It has often been observed that American Catholics sound more like American Baptists or Presbyterians than like Old World Catholics. They share with their Protestant compatriots an intensely privatised religiosity, an intensely privatised conscience. Nancy Pelosi, Democratic leader in the House of Representatives, has given an amazing interview to the National Catholic Reporter explaining that, despite her views on women priests and abortion, she remains a conservative Catholic because she enjoyed a “strict upbringing in a Catholic home where the fundamental belief was that God gave us all a free will and we were accountable for that, each of us”. In the United States, that does not seem an eccentric definition of Catholicism.

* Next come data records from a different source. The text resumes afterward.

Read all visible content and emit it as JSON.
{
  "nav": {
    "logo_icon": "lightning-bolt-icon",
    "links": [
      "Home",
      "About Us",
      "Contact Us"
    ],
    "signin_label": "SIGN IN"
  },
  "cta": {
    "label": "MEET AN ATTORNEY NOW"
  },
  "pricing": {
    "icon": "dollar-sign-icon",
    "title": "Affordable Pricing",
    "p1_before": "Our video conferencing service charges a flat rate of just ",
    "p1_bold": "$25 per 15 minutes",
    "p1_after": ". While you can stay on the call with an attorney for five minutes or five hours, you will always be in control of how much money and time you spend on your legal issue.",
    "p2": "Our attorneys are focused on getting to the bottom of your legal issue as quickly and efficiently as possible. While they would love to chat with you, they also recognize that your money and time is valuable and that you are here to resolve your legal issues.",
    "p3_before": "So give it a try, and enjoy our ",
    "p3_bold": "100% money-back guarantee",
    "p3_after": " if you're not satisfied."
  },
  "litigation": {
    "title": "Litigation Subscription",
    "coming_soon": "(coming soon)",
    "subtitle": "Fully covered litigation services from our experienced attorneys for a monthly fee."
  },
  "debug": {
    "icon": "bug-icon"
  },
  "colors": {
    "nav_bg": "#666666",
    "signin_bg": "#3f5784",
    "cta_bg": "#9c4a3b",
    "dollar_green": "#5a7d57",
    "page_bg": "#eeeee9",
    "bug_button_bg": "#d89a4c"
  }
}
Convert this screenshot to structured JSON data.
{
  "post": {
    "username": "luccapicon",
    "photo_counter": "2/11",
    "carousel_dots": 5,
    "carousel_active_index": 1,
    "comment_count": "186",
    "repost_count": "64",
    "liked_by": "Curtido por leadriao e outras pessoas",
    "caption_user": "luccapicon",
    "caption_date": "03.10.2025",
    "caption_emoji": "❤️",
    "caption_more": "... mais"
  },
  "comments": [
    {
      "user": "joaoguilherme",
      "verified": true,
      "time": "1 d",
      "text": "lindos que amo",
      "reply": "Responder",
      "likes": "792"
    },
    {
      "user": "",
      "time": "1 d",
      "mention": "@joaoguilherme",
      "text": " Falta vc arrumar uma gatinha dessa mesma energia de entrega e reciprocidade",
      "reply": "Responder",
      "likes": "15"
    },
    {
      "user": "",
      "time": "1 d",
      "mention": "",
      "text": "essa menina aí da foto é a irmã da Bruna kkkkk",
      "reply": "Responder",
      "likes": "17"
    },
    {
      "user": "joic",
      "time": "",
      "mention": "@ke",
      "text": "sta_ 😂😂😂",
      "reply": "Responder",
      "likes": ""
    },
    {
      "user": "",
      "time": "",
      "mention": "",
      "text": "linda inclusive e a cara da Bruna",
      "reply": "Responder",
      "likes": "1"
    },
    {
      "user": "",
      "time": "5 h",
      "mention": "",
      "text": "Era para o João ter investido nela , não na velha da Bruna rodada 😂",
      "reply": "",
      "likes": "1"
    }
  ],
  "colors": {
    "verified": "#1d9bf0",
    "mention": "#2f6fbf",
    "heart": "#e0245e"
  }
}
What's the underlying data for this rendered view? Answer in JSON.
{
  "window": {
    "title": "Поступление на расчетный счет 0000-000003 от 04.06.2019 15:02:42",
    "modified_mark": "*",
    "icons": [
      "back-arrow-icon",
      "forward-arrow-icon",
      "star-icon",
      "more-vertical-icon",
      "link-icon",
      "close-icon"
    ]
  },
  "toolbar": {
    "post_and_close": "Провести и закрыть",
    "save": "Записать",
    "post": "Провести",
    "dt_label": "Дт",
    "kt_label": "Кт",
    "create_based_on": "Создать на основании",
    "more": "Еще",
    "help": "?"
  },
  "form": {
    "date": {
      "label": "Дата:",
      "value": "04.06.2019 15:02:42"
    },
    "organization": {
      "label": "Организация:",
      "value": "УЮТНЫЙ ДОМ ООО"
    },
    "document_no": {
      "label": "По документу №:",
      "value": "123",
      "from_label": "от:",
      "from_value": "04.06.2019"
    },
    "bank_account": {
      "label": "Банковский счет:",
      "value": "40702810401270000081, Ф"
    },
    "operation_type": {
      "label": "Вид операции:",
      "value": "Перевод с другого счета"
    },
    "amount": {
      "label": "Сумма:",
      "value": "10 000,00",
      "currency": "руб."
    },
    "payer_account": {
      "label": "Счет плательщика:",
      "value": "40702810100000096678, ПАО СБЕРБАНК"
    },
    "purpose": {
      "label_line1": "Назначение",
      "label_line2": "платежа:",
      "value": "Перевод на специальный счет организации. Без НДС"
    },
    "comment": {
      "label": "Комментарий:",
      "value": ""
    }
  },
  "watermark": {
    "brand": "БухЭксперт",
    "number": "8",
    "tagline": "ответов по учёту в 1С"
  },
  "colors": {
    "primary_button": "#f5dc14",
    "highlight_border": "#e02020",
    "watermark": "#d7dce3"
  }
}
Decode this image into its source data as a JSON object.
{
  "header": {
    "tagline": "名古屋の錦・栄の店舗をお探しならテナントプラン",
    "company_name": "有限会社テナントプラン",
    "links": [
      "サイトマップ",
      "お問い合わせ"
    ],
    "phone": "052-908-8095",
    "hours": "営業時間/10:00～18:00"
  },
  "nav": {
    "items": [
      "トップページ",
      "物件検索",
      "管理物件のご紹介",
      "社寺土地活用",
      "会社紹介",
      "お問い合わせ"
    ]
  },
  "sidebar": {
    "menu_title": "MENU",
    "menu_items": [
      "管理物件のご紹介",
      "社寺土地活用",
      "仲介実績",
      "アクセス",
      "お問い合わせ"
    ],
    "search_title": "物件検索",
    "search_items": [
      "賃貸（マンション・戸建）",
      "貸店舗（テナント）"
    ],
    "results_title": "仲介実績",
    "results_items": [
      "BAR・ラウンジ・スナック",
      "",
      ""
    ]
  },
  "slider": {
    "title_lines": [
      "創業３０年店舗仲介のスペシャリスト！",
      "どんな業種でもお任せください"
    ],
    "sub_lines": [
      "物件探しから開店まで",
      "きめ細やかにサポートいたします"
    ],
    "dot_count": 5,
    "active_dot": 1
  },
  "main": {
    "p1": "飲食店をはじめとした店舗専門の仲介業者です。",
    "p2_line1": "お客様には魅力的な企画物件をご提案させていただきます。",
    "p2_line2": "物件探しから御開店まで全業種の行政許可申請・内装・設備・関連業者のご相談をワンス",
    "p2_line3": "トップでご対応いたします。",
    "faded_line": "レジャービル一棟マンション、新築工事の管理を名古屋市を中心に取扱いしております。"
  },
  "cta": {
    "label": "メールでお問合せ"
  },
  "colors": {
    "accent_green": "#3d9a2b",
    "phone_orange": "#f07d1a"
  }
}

American Catholicism is ethnic, not dogmatic. The descendants of Irish and Italian and Polish immigrants, long bereft of the old country’s language, maintain their ancestors’ religious identification, which does for them what Catholic nationalism did for Ireland and Poland in the days of British and Soviet rule. It makes a people where there would otherwise not be a people. Yet in this land of voluntarist and intensely subjective Protestants, Catholics who are, in the sense of ethnic identity, “more Catholic than the Pope”, still share the radical Protestant “fundamental belief” that, to quote Pelosi, “God gave us all a free will and we are accountable for that”. Each believer stands alone with his God, and no Pope intervenes on that solitude